That’s when time stopped. Rock climbers know that time can stop, so do downhill ski racers. Time probably stops for anyone who has gone too far and suddenly sees that they are going to lose, and lose big. Anyway, the time stopped and the noise stopped and there was suddenly nothing — nothing at all in the whole world — except for a lone swimmer somewhere off Australia’s Great Barrier Reef, looking at the razor-sharp coup sticks in the mouth of the Great Black Shark who is going to bite him in half. And, seeing, oddly and dispassionately, that the shark is beautiful.

Then the Brahma/shark is doing his best Ray Lewis blitz impersonation and the pilgrim is Thurman Thomas in chaps, carrying the honor of the Buffalo Bills now that all the buffalo are gone, except for this black one with the coup sticks.

For an instant, a surge of overwhelming elation. The nuts and bolts of counting coup — pure and simple exhilaration, a real metaphysical kick in the ass. But Lewis has split the block and is closing with murderous intent, still wearing those damn coup sticks on his helmet. Get your shit together, T.T.

Little hip fake to the left, sprint for a quick-pitch right away from the flow, which suddenly consists of one grease-painted clown who’s finally decided to join the game. It is beautifully executed, a play gaining the final 20 yards before tripping on the Buffalo Bill chaps and sliding under the fence on my nose. This to the delight of my three partisan fans, including my wife, who missed most of the action by hiding her face in her hands; Brian, his mind addled by drugs and seven months of excess on the pro ski tour; and Cutler, who was far too drunk to tear any goal posts down.

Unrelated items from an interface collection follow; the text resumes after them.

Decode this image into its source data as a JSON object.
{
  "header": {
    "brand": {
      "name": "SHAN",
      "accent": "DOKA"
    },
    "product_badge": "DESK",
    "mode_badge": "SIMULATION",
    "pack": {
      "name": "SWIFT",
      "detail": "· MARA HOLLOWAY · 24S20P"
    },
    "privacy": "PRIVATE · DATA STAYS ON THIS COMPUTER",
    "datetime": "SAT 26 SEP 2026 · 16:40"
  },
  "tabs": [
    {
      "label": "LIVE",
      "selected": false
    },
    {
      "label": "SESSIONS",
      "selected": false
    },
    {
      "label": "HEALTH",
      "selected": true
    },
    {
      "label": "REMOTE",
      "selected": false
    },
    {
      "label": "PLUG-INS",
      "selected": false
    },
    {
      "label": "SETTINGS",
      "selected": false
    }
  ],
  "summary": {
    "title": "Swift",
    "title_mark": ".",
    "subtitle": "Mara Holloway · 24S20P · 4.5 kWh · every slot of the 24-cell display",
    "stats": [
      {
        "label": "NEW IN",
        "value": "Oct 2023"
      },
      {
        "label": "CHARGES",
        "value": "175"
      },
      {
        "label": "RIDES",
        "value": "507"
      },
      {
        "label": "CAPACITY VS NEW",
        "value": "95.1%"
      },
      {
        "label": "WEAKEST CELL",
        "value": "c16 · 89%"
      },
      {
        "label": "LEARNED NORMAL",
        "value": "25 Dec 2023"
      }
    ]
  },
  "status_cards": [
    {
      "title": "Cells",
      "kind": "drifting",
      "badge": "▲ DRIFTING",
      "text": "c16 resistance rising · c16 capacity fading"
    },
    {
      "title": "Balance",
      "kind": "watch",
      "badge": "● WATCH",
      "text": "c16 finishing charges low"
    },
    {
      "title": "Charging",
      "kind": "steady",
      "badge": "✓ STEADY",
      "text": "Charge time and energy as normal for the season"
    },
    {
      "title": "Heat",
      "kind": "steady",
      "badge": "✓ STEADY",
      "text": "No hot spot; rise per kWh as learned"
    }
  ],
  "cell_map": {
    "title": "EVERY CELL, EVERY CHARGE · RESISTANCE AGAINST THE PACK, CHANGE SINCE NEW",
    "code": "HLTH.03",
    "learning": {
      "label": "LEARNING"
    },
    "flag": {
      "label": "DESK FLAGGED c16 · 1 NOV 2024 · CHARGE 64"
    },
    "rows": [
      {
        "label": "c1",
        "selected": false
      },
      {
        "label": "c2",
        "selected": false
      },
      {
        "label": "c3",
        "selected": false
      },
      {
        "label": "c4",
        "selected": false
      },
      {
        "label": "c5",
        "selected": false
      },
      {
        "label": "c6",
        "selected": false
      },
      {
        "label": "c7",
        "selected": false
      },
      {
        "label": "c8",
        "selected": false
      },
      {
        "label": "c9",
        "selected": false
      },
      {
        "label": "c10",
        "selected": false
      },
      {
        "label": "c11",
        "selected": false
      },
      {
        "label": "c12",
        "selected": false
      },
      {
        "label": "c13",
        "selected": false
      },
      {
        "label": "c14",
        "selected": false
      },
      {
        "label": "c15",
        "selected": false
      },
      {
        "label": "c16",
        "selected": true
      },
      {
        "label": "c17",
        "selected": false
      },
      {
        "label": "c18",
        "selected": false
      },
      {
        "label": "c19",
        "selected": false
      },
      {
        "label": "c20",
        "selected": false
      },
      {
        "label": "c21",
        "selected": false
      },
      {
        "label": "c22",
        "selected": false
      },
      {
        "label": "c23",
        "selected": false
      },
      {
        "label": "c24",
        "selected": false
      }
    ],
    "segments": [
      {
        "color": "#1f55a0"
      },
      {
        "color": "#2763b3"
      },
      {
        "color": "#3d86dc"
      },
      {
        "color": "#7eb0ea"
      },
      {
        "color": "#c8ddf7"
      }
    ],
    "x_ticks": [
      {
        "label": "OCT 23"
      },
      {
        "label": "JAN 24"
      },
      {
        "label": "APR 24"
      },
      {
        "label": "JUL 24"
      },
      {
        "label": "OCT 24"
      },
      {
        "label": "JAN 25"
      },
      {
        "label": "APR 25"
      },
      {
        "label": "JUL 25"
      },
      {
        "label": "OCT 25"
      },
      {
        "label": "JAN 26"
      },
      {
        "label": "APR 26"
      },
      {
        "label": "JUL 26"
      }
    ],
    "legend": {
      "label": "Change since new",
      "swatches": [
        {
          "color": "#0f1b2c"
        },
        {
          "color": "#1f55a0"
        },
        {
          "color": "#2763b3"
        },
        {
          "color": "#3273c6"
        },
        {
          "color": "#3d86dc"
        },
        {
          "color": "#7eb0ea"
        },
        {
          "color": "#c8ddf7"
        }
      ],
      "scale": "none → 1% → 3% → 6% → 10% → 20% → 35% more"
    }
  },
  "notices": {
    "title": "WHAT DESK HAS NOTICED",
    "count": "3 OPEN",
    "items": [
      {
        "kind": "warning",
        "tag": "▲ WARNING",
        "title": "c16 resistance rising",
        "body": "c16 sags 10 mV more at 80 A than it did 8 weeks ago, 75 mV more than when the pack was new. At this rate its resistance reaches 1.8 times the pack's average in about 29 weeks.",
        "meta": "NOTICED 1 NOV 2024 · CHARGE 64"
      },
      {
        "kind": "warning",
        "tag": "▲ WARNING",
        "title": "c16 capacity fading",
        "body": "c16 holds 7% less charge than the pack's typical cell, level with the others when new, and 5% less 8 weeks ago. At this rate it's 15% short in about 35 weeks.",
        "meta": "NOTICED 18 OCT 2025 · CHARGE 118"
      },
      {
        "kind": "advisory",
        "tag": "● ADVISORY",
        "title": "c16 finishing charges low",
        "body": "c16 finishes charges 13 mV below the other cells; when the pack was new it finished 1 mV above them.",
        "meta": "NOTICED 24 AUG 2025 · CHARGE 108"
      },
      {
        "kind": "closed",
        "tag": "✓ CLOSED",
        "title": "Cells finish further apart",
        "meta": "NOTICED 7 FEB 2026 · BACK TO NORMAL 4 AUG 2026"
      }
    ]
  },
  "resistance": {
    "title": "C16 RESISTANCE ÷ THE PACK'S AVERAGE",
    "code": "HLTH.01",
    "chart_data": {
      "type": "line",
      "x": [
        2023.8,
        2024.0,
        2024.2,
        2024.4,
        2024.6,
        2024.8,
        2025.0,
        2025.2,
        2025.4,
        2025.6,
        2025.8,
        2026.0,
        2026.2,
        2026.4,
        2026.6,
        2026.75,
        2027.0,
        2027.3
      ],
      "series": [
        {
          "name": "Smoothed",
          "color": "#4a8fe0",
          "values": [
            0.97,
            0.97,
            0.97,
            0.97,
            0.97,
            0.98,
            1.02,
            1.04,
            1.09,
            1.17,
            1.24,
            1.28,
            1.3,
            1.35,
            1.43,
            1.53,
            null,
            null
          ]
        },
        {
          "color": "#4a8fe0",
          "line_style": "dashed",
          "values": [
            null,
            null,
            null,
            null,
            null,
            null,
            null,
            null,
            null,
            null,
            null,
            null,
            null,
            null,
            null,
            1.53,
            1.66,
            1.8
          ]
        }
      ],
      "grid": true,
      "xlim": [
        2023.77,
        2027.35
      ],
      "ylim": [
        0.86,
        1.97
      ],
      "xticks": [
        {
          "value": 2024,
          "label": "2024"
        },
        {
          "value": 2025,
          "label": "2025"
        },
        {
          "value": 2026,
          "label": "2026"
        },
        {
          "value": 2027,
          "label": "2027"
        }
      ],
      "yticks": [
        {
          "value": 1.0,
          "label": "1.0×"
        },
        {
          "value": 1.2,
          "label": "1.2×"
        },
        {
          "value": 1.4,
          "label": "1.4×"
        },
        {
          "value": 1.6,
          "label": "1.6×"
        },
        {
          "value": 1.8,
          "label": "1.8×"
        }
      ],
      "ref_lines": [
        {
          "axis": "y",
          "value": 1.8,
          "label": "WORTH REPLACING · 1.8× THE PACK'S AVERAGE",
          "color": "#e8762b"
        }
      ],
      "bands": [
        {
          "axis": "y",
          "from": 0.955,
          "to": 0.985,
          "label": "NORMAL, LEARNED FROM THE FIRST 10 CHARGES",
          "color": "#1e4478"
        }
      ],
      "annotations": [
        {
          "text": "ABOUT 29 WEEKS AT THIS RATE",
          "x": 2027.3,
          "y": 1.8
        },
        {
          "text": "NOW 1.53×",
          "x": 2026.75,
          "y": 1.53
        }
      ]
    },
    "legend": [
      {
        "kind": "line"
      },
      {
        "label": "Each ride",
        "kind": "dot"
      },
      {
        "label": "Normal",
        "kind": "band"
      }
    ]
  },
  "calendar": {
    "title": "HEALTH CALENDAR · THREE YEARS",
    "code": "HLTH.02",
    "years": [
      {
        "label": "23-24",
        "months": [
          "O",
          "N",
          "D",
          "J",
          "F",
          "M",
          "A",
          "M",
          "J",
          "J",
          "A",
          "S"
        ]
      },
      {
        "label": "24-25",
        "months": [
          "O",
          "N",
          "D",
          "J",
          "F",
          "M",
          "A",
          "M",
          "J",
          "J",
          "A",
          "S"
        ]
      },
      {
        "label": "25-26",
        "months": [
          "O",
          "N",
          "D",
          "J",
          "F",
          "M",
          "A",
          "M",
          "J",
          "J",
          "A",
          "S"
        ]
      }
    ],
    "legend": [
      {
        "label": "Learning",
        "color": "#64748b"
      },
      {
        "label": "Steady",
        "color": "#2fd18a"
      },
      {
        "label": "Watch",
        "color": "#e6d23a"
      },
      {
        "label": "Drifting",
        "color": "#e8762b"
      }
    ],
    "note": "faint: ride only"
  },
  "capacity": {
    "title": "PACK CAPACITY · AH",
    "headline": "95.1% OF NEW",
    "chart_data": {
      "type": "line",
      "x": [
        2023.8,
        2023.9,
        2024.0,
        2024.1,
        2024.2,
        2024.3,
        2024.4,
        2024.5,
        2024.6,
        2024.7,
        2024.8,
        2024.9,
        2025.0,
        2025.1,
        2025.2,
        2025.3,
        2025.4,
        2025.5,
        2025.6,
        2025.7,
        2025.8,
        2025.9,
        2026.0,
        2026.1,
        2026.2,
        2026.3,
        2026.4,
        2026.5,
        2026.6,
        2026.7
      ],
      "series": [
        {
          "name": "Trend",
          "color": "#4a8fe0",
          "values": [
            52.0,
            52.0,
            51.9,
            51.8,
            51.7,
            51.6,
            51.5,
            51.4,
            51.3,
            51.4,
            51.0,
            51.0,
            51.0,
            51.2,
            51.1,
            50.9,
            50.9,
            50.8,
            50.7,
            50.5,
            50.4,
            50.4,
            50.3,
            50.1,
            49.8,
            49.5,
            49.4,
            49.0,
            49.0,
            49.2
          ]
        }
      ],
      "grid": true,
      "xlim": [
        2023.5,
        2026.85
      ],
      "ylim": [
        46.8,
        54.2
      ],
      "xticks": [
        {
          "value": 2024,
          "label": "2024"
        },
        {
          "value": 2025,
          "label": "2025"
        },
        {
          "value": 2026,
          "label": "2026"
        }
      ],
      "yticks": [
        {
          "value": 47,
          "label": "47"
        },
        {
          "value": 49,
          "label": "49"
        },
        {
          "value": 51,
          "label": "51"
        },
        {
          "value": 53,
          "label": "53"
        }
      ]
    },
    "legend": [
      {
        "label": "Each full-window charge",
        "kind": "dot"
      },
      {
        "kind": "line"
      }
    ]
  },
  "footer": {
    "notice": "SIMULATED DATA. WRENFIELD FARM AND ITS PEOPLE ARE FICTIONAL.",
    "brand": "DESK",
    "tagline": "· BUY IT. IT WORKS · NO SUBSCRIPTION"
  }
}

I truly believe the rest of those 3,000 mountain-town philistines were for the Lewis bull, which was probably a pretty solid bet at the time. But then nobody ever counted coup by making solid bets.